→ **Problem**
Copy every line below that has the word "amount" in it.

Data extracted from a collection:
╔══

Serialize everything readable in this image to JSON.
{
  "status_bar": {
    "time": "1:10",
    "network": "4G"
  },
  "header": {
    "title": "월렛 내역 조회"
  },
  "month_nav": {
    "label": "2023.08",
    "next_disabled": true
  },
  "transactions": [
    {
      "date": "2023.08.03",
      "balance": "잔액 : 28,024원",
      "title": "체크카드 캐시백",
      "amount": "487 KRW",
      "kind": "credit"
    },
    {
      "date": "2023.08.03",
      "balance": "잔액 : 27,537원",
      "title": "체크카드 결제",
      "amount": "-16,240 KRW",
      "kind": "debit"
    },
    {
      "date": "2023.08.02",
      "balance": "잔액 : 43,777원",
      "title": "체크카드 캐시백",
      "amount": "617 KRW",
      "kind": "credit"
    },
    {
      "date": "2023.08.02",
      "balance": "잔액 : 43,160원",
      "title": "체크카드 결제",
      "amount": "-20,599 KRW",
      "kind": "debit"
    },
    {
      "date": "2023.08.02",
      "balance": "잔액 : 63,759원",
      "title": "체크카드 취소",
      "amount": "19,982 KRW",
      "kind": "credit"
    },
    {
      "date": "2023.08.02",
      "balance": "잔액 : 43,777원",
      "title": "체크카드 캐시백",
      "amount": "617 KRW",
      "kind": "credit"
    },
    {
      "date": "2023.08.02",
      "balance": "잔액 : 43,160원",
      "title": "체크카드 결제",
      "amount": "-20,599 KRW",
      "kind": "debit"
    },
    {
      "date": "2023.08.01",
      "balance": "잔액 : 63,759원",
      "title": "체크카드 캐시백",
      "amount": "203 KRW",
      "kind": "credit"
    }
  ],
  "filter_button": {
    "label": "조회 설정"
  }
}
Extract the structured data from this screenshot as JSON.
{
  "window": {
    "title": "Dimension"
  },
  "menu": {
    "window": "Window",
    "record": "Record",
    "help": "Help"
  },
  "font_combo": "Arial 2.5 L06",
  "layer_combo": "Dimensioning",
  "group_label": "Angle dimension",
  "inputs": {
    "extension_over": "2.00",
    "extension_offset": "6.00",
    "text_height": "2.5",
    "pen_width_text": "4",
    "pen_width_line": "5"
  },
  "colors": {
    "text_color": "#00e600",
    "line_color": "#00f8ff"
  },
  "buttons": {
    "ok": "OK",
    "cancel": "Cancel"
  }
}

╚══

→ **Response**
      "amount": "487 KRW",
      "amount": "-16,240 KRW",
      "amount": "617 KRW",
      "amount": "-20,599 KRW",
      "amount": "19,982 KRW",
      "amount": "617 KRW",
      "amount": "-20,599 KRW",
      "amount": "203 KRW",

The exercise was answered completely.